While on the subject of power required charts, the multi-engine issue is exactly the same as for your twin aeroplane: lose one engine (twin, not EH101) and you lose between 75-95% of your performance.

Droopy
12th Jul 2001, 22:26
Your question was specifically about speed affecting climb performance so this is how I explain it in uncomplicated terms to non-flyers; they seem to be happy:-

In a still air hover, nil airspeed, the rotor disc is working very inefficiently as it sucks air down from above; this is caused by induced drag [same idea as needing coarse pitch at speed with a VP prop].

As the disc flies forward faster - just like a frisbee - it becomes markedly more efficient. This process starts with a "step" of reduced drag at a point known as translational lift and then continues progressively. This also applies hovering into a reasonable wind.

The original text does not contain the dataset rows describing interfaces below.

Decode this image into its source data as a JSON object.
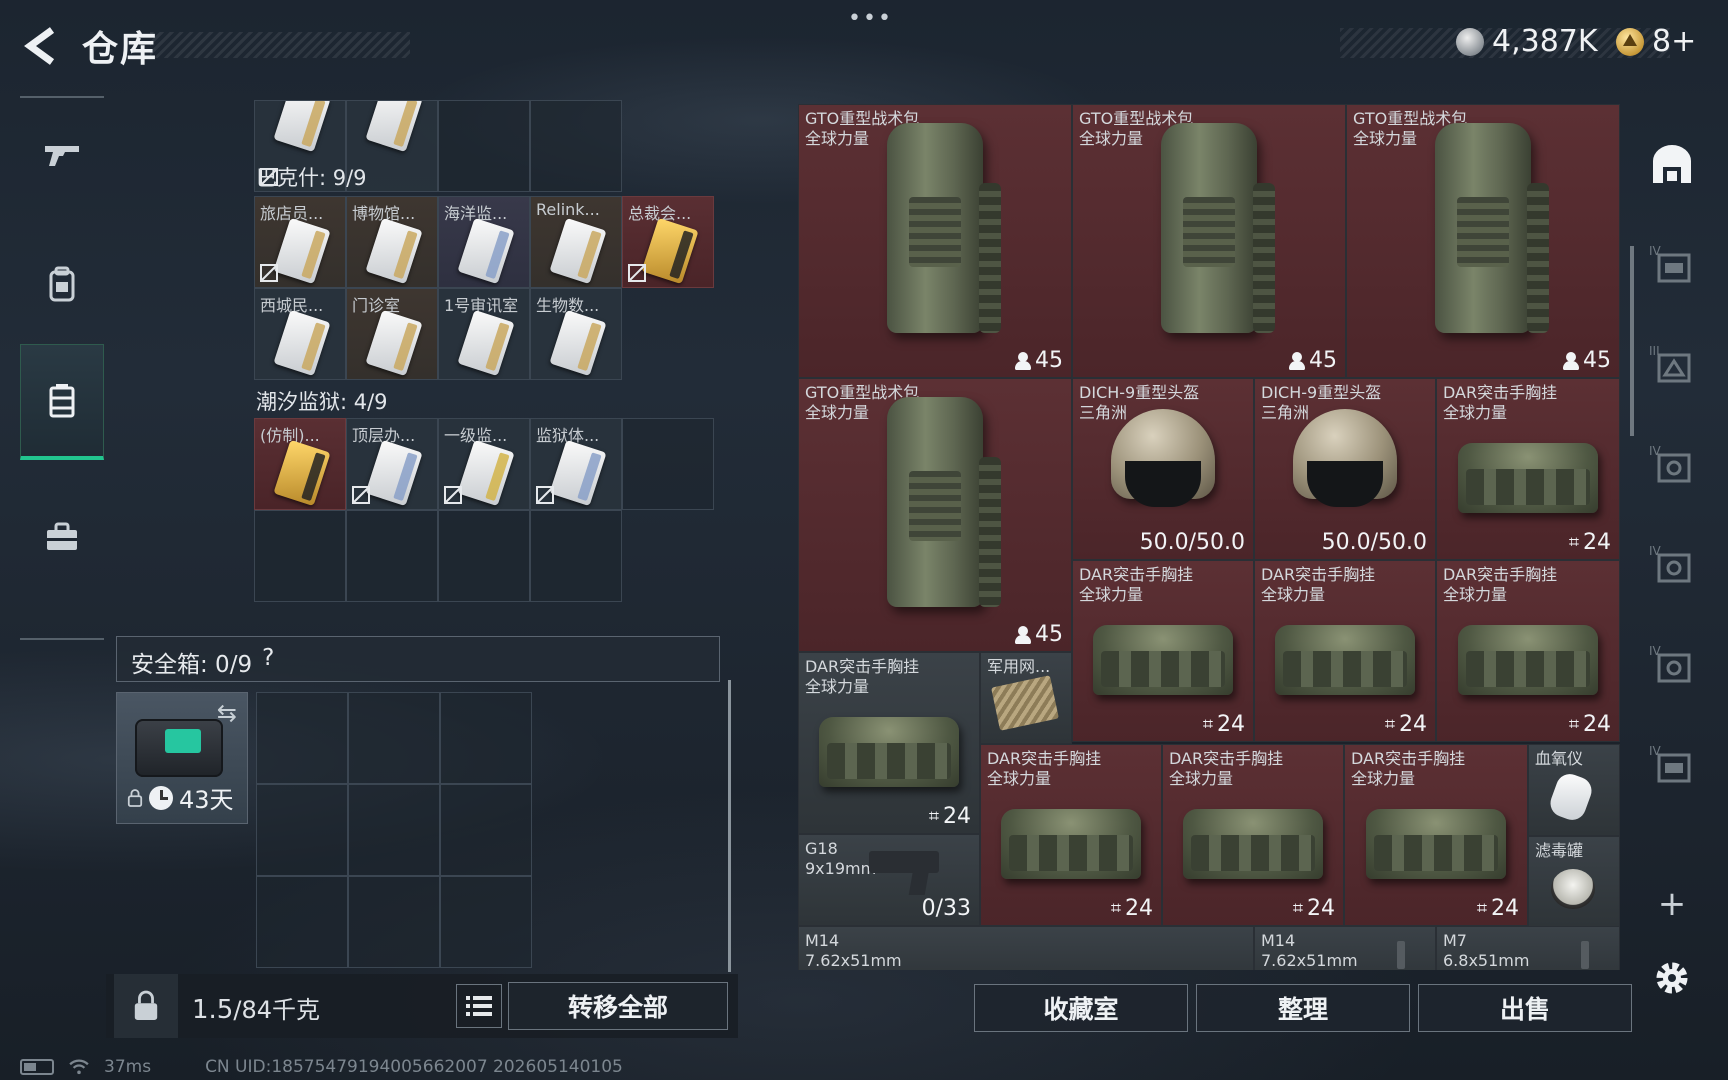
{
  "header": {
    "title": "仓库",
    "more": "•••",
    "currency_silver": "4,387K",
    "currency_gold": "8+"
  },
  "left_nav": {
    "items": [
      {
        "icon": "gun-icon",
        "active": false
      },
      {
        "icon": "backpack-icon",
        "active": false
      },
      {
        "icon": "vest-icon",
        "active": true
      },
      {
        "icon": "briefcase-icon",
        "active": false
      }
    ]
  },
  "containers": {
    "top_partial": [
      "",
      "",
      "",
      ""
    ],
    "bakesh": {
      "title": "巴克什: 9/9",
      "cards": [
        "旅店员...",
        "博物馆...",
        "海洋监...",
        "Relink...",
        "总裁会...",
        "西城民...",
        "门诊室",
        "1号审讯室",
        "生物数..."
      ]
    },
    "tide_prison": {
      "title": "潮汐监狱: 4/9",
      "cards": [
        "(仿制)...",
        "顶层办...",
        "一级监...",
        "监狱体..."
      ]
    }
  },
  "safebox": {
    "label": "安全箱: 0/9",
    "help": "?",
    "item_days": "43天",
    "swap": "⇆"
  },
  "bottom_left": {
    "weight_current": "1.5",
    "weight_rest": "/84千克",
    "transfer_all": "转移全部"
  },
  "inventory": {
    "backpack_name_1": "GTO重型战术包",
    "backpack_name_2": "全球力量",
    "backpack_capacity": "45",
    "helmet_name_1": "DICH-9重型头盔",
    "helmet_name_2": "三角洲",
    "helmet_durability": "50.0/50.0",
    "rig_name_1": "DAR突击手胸挂",
    "rig_name_2": "全球力量",
    "rig_capacity": "24",
    "ammo_box_name": "军用网...",
    "oximeter_name": "血氧仪",
    "canister_name": "滤毒罐",
    "g18_name_1": "G18",
    "g18_name_2": "9x19mm",
    "g18_ammo": "0/33",
    "m14_name_1": "M14",
    "m14_name_2": "7.62x51mm",
    "m7_name_1": "M7",
    "m7_name_2": "6.8x51mm"
  },
  "bottom_right": {
    "collection": "收藏室",
    "sort": "整理",
    "sell": "出售"
  },
  "right_rail": {
    "plus": "+"
  },
  "status": {
    "ping": "37ms",
    "uid": "CN UID:18575479194005662007 202605140105"
  }
}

As the airspeed builds, however, drag on the airframe itself increases and the power required just to go faster increases.

The net result is very high power required to hover with a low power requirement in the middle speed range and high power again at the top end of the range. The typical "efficient" speed range for an aircraft capable of 120kt will be in the order of 20kt - 80kt and the most efficient will be 55-70kt depending on type.

Clearly if you want to climb at the best rate then you accelerate to it at low level and then climb, as a power loss at 50-150ft or thereabouts with no speed would result in no time to set up a stable autorotation before you hit the ground.

It's rather a long subject but that's it in a nutshell.